Do you prefer performing or the process of writing and being in the studio? Oh, my God. I love the studio so much more. I am a really reluctant performer. I’m a very anxious person who should really not be allowed on stage. It’s bizarre that it’s my daily job. Most of my time on stage is spent trying to figure out how not to panic.
Rimbaud or Sylvia Plath? I’m a Sylvia Plath girl. She was one of my first favorite poets, and I went to UMass Amherst to study poetry partly because of the time she spent in Northampton and her legacy there.
Is she your favorite poet? She was when I was younger. I don’t know if I have a favorite now, but she’s definitely still in my top five.

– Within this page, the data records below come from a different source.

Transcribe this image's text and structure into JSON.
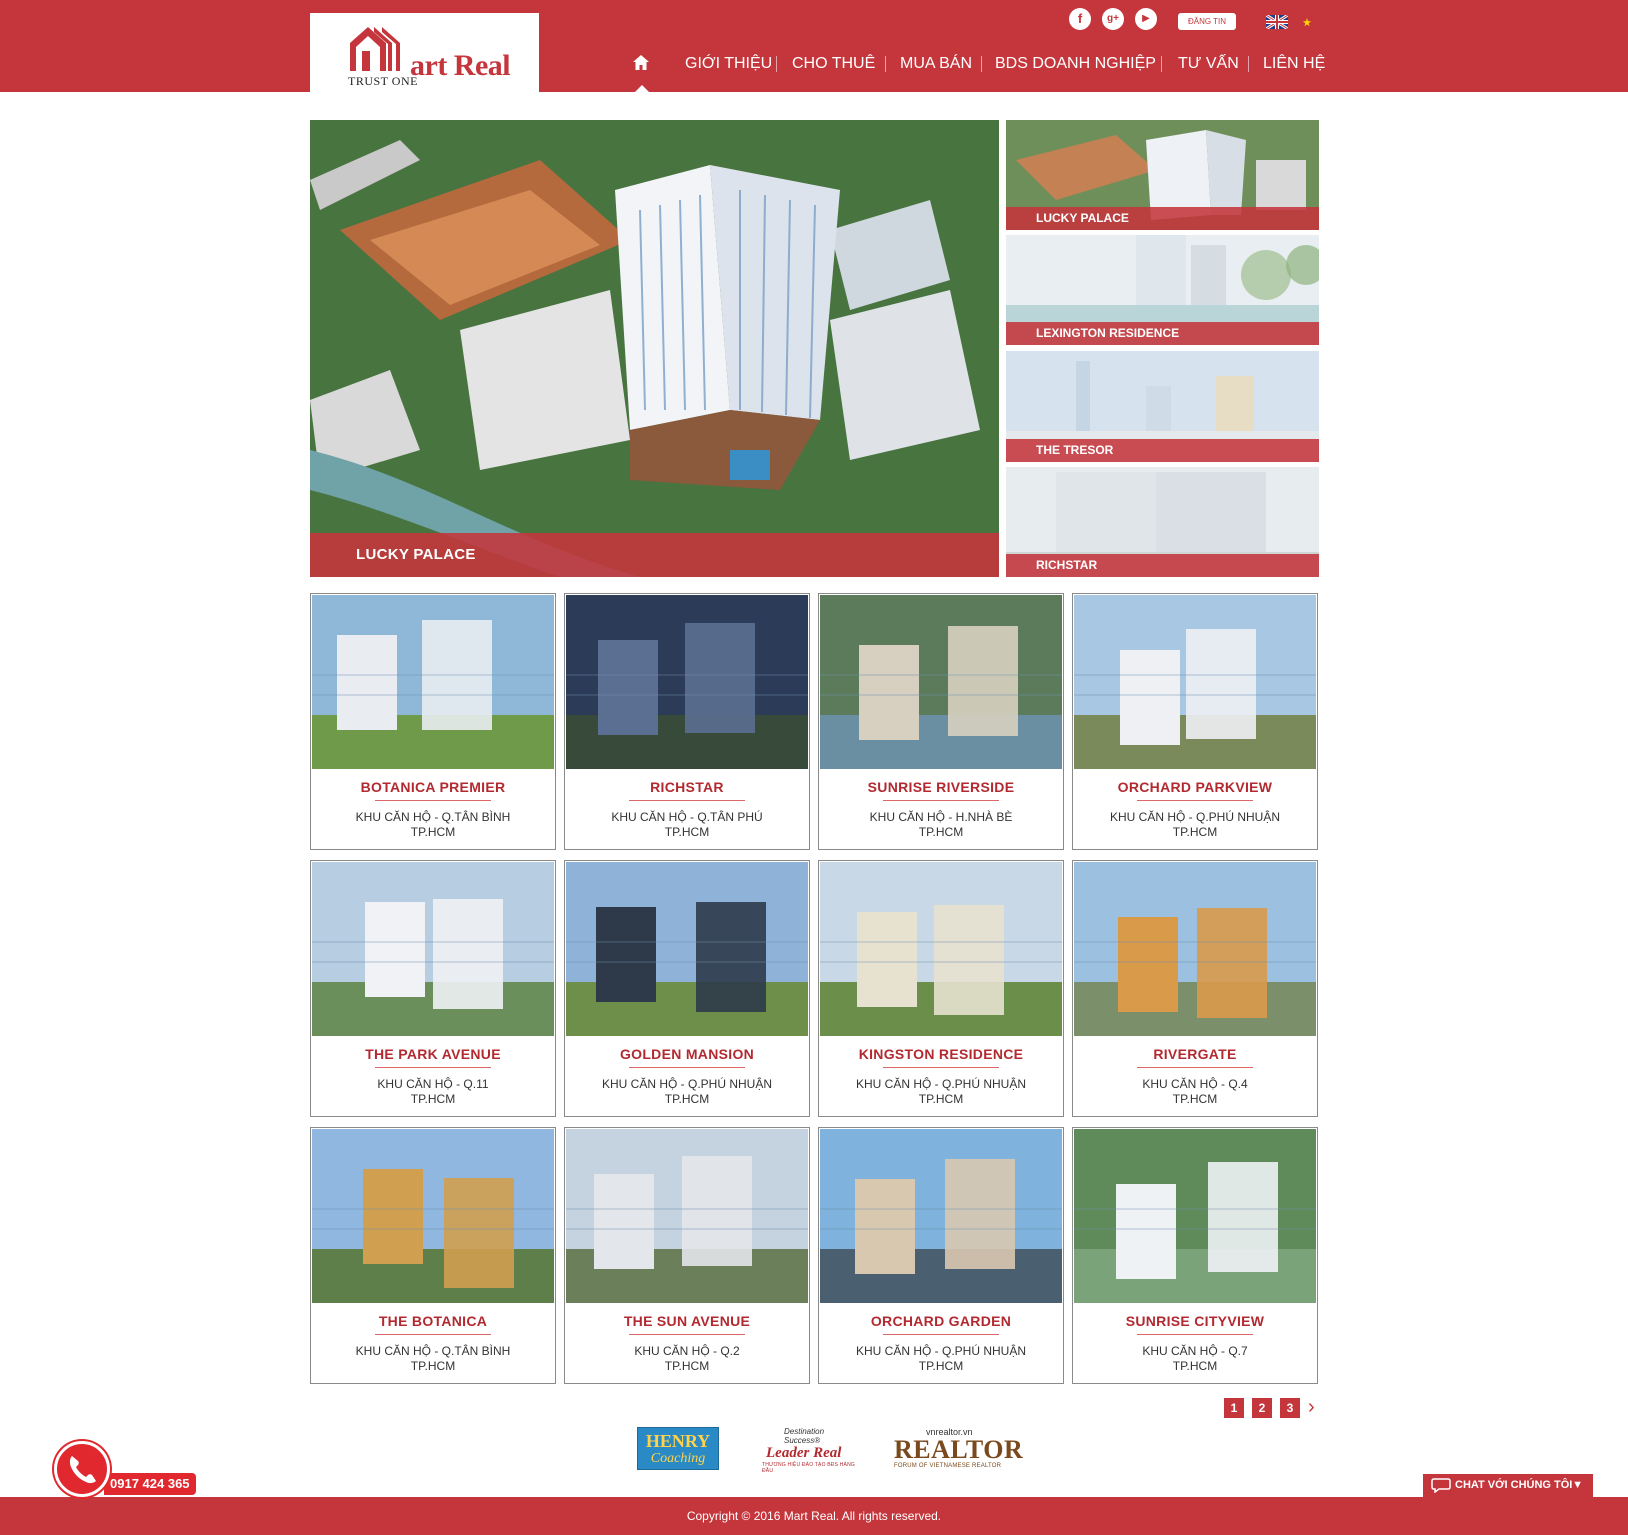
{
  "brand": {
    "logo_text": "art Real",
    "logo_tagline": "TRUST ONE",
    "primary_color": "#c5363c",
    "dark_red": "#b22a30"
  },
  "header": {
    "social": [
      {
        "icon": "facebook-icon",
        "glyph": "f"
      },
      {
        "icon": "google-plus-icon",
        "glyph": "g+"
      },
      {
        "icon": "youtube-icon",
        "glyph": "▶"
      }
    ],
    "post_button": "ĐĂNG TIN",
    "languages": [
      "English",
      "Tiếng Việt"
    ],
    "nav": [
      "GIỚI THIỆU",
      "CHO THUÊ",
      "MUA BÁN",
      "BDS DOANH NGHIỆP",
      "TƯ VẤN",
      "LIÊN HỆ"
    ]
  },
  "featured": {
    "main_caption": "LUCKY PALACE",
    "side": [
      "LUCKY PALACE",
      "LEXINGTON RESIDENCE",
      "THE TRESOR",
      "RICHSTAR"
    ]
  },
  "projects": [
    {
      "name": "BOTANICA PREMIER",
      "line1": "KHU CĂN HỘ - Q.TÂN BÌNH",
      "line2": "TP.HCM"
    },
    {
      "name": "RICHSTAR",
      "line1": "KHU CĂN HỘ - Q.TÂN PHÚ",
      "line2": "TP.HCM"
    },
    {
      "name": "SUNRISE RIVERSIDE",
      "line1": "KHU CĂN HỘ - H.NHÀ BÈ",
      "line2": "TP.HCM"
    },
    {
      "name": "ORCHARD PARKVIEW",
      "line1": "KHU CĂN HỘ - Q.PHÚ NHUẬN",
      "line2": "TP.HCM"
    },
    {
      "name": "THE PARK AVENUE",
      "line1": "KHU CĂN HỘ - Q.11",
      "line2": "TP.HCM"
    },
    {
      "name": "GOLDEN MANSION",
      "line1": "KHU CĂN HỘ - Q.PHÚ NHUẬN",
      "line2": "TP.HCM"
    },
    {
      "name": "KINGSTON RESIDENCE",
      "line1": "KHU CĂN HỘ - Q.PHÚ NHUẬN",
      "line2": "TP.HCM"
    },
    {
      "name": "RIVERGATE",
      "line1": "KHU CĂN HỘ - Q.4",
      "line2": "TP.HCM"
    },
    {
      "name": "THE BOTANICA",
      "line1": "KHU CĂN HỘ - Q.TÂN BÌNH",
      "line2": "TP.HCM"
    },
    {
      "name": "THE SUN AVENUE",
      "line1": "KHU CĂN HỘ - Q.2",
      "line2": "TP.HCM"
    },
    {
      "name": "ORCHARD GARDEN",
      "line1": "KHU CĂN HỘ - Q.PHÚ NHUẬN",
      "line2": "TP.HCM"
    },
    {
      "name": "SUNRISE CITYVIEW",
      "line1": "KHU CĂN HỘ - Q.7",
      "line2": "TP.HCM"
    }
  ],
  "pagination": {
    "pages": [
      "1",
      "2",
      "3"
    ],
    "next": "›"
  },
  "partners": {
    "henry": {
      "line1": "HENRY",
      "line2": "Coaching"
    },
    "leader": {
      "small": "Destination Success®",
      "main": "Leader Real",
      "sub": "THƯƠNG HIỆU ĐÀO TẠO BĐS HÀNG ĐẦU"
    },
    "realtor": {
      "small": "vnrealtor.vn",
      "main": "REALTOR",
      "sub": "FORUM OF VIETNAMESE REALTOR"
    }
  },
  "hotline": "0917 424 365",
  "chat_label": "CHAT VỚI CHÚNG TÔI",
  "footer": "Copyright © 2016 Mart Real. All rights reserved."
}
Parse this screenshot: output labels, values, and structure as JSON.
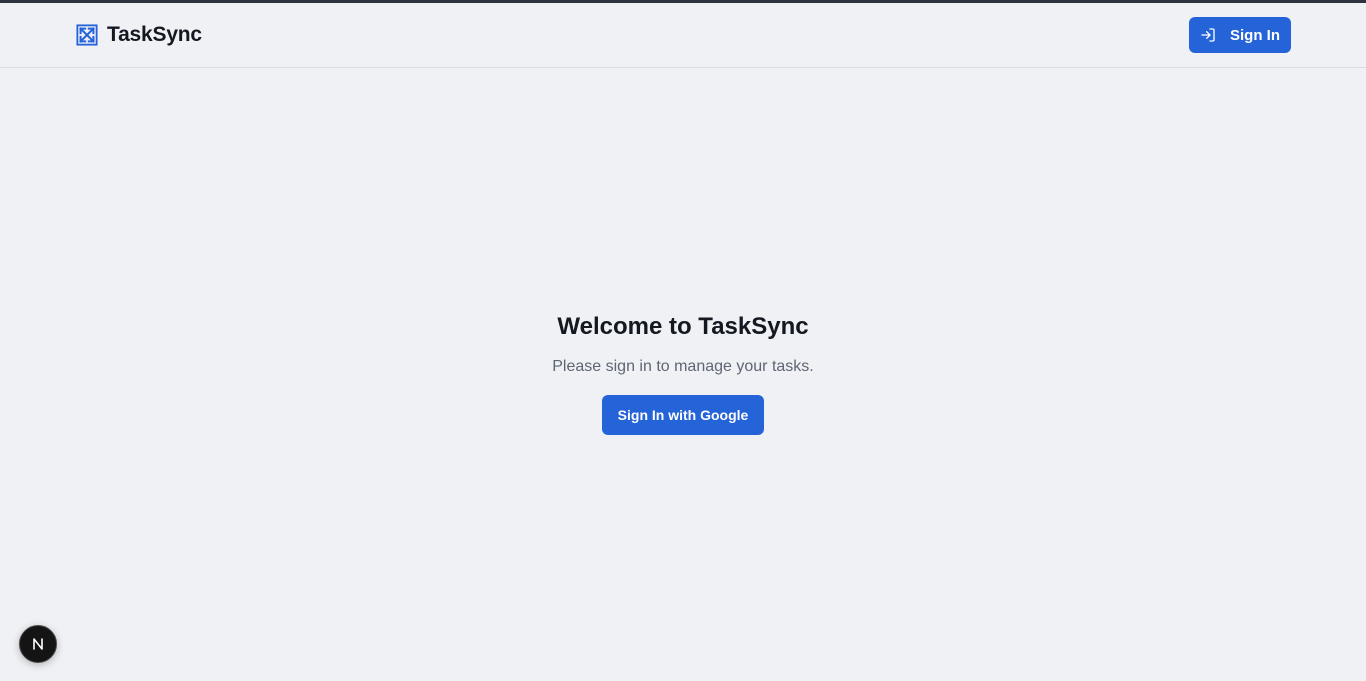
{
  "app": {
    "name": "TaskSync",
    "accent_color": "#2563d9"
  },
  "header": {
    "logo_icon": "expand-arrows-icon",
    "signin_icon": "log-in-icon",
    "signin_label": "Sign In"
  },
  "main": {
    "title": "Welcome to TaskSync",
    "subtitle": "Please sign in to manage your tasks.",
    "google_button_label": "Sign In with Google"
  },
  "dev_badge": {
    "icon": "nextjs-logo-icon"
  }
}
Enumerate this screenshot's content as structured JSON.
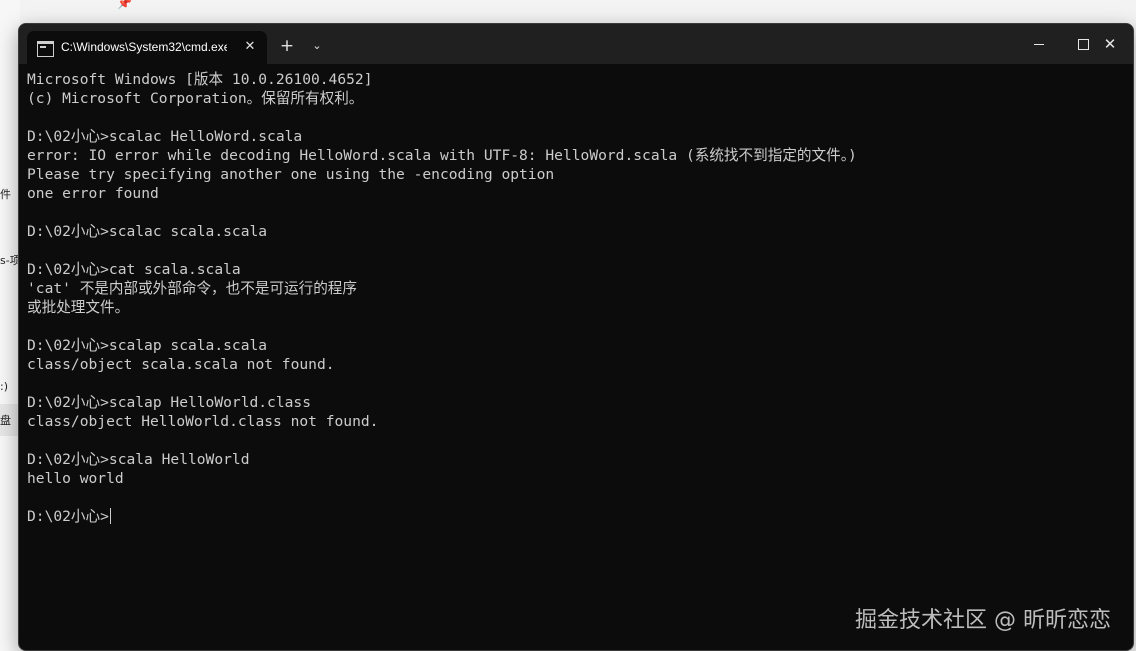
{
  "background": {
    "fragments": [
      "件",
      "s-项",
      ":)",
      "盘"
    ]
  },
  "window": {
    "tab_title": "C:\\Windows\\System32\\cmd.exe",
    "tab_close_icon": "close-icon",
    "new_tab_label": "+",
    "dropdown_icon": "chevron-down-icon",
    "controls": {
      "minimize_icon": "minimize-icon",
      "maximize_icon": "maximize-icon",
      "close_icon": "close-icon"
    }
  },
  "console": {
    "lines": [
      "Microsoft Windows [版本 10.0.26100.4652]",
      "(c) Microsoft Corporation。保留所有权利。",
      "",
      "D:\\02小心>scalac HelloWord.scala",
      "error: IO error while decoding HelloWord.scala with UTF-8: HelloWord.scala (系统找不到指定的文件。)",
      "Please try specifying another one using the -encoding option",
      "one error found",
      "",
      "D:\\02小心>scalac scala.scala",
      "",
      "D:\\02小心>cat scala.scala",
      "'cat' 不是内部或外部命令，也不是可运行的程序",
      "或批处理文件。",
      "",
      "D:\\02小心>scalap scala.scala",
      "class/object scala.scala not found.",
      "",
      "D:\\02小心>scalap HelloWorld.class",
      "class/object HelloWorld.class not found.",
      "",
      "D:\\02小心>scala HelloWorld",
      "hello world",
      ""
    ],
    "prompt": "D:\\02小心>"
  },
  "watermark": "掘金技术社区 @ 昕昕恋恋",
  "colors": {
    "terminal_bg": "#0c0c0c",
    "titlebar_bg": "#202020",
    "text": "#cccccc"
  }
}
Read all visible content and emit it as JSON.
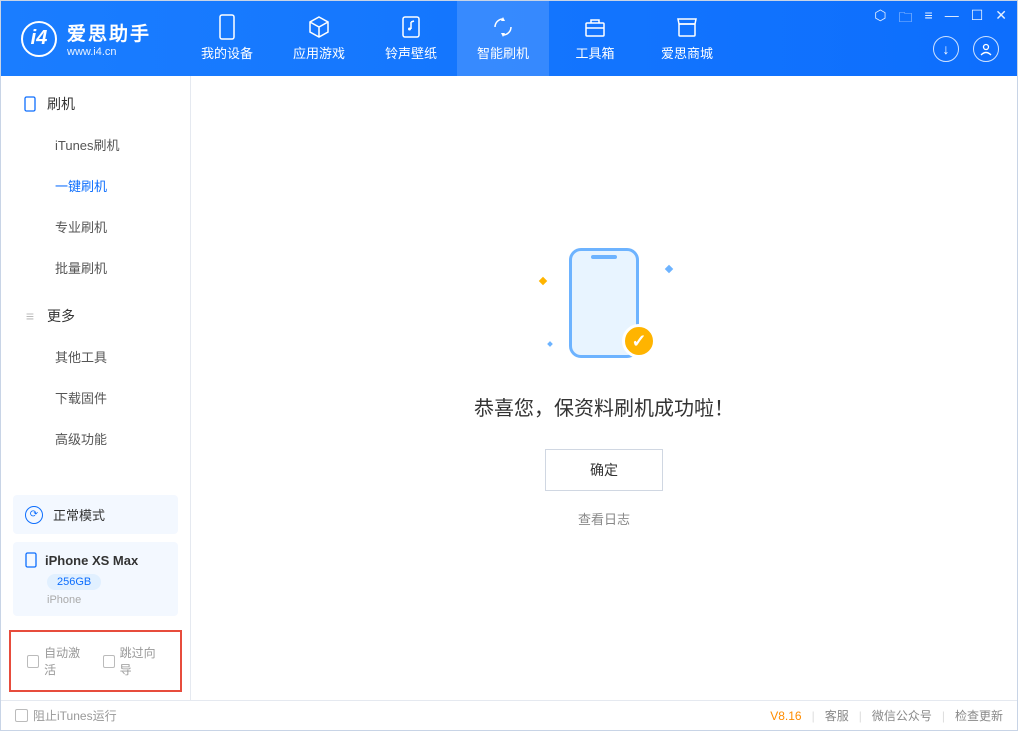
{
  "app": {
    "title": "爱思助手",
    "url": "www.i4.cn"
  },
  "nav": [
    {
      "label": "我的设备",
      "icon": "phone"
    },
    {
      "label": "应用游戏",
      "icon": "cube"
    },
    {
      "label": "铃声壁纸",
      "icon": "music"
    },
    {
      "label": "智能刷机",
      "icon": "refresh",
      "active": true
    },
    {
      "label": "工具箱",
      "icon": "toolbox"
    },
    {
      "label": "爱思商城",
      "icon": "store"
    }
  ],
  "sidebar": {
    "section1": {
      "title": "刷机",
      "items": [
        {
          "label": "iTunes刷机"
        },
        {
          "label": "一键刷机",
          "active": true
        },
        {
          "label": "专业刷机"
        },
        {
          "label": "批量刷机"
        }
      ]
    },
    "section2": {
      "title": "更多",
      "items": [
        {
          "label": "其他工具"
        },
        {
          "label": "下载固件"
        },
        {
          "label": "高级功能"
        }
      ]
    }
  },
  "device_status": {
    "label": "正常模式"
  },
  "device": {
    "name": "iPhone XS Max",
    "storage": "256GB",
    "type": "iPhone"
  },
  "options": {
    "auto_activate": "自动激活",
    "skip_guide": "跳过向导"
  },
  "main": {
    "title": "恭喜您，保资料刷机成功啦！",
    "confirm": "确定",
    "log_link": "查看日志"
  },
  "footer": {
    "block_itunes": "阻止iTunes运行",
    "version": "V8.16",
    "links": [
      "客服",
      "微信公众号",
      "检查更新"
    ]
  }
}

Finish this poem: Roses are red, violets are blue, Sadie Dupuis is a poet, and _____. She loves Netflix, too.
How would you describe your look? Vague cosplay. I’m not going as any particular character, but I think I’d fit in at the convention. It’s easier for me to go on stage if I feel like I’m dressed up as a character. Also, because women are somewhat underrepresented in music, it was important to me to put on a very femme persona. I try to be bright and colorful to show that rock music doesn’t have to be this dark thing.
Favorite venue to play? It just closed, but there was this boat in Lille, France, that was really cool. It was just this little sailboat, and I kind of loved it. But in Boston, I like the Sinclair a lot. I don’t live in Boston anymore, but I love coming back there to play.
Favorite person named Sadie besides yourself? I’m going to name a contemporary Sadie, Sadie Switchblade, who’s been in the band G.L.O.S.S. She’s a really great front musician and activist. She’s awesome.
Do you have any musical guilty pleasures? I don’t feel guilt about pop music stuff, and I do have a tremendous amount of nostalgia for a lot of the Top 40 I listened to as a kid. The things I might feel a little guilty for still liking are the rock bands I listened to as a kid who spread misogyny.
Best part of touring? Eating!
Worst part? I miss my dog.
How do you stay vegan while you’re touring? I’ve been vegan for so long that it’s really not hard. I buy a lot of groceries, and I wind up at Taco Bell more than I expect to. They have a great crunch wrap that you can get vegan, and my bandmates love it. But most of the places I tour are college towns or big cities that have a lot of vegan options.
Do you think this is a moment for women in rock? I think certainly within the indie sphere, we’re seeing a lot of women represented. I think we’re getting better at featuring people not traditionally represented in mainstream rock.
Which comes first for you: lyrics or tune? I usually write the music first, and the words will be the last thing I add.
First album you ever bought? I think it was the Mighty Mighty Bosstones.
First concert you ever went to? No Doubt, at the Roseland Ballroom, in I think 1999. I was 10 or 11.
Any superstitions before going onstage? Not before going on stage, but I had OCD as a kid, and I definitely have some things like that that stick with me. I won’t let anyone step over my legs. But before I go onstage, it’s just getting into the costume and maybe having half of a drink.
Do you feel like you’re a product of your era? Yes. I love Twitter, grew up on ICQ. I still use my LiveJournal. I’m a millennial through and through.
Rock antecedent? I’m gonna pick Beck—we share a birthday, both started off with home-recorded lo-fi, and if I choose him it means I have time to morph my music into glossy, hyper-arranged pop.
Favorite lyric? I’m most excited about new and unreleased music, but it wouldn’t make too much sense for you to print those. Let’s just say I’ve got a Lil Jon & the East Side Boyz reference on the next Speedy album. ♦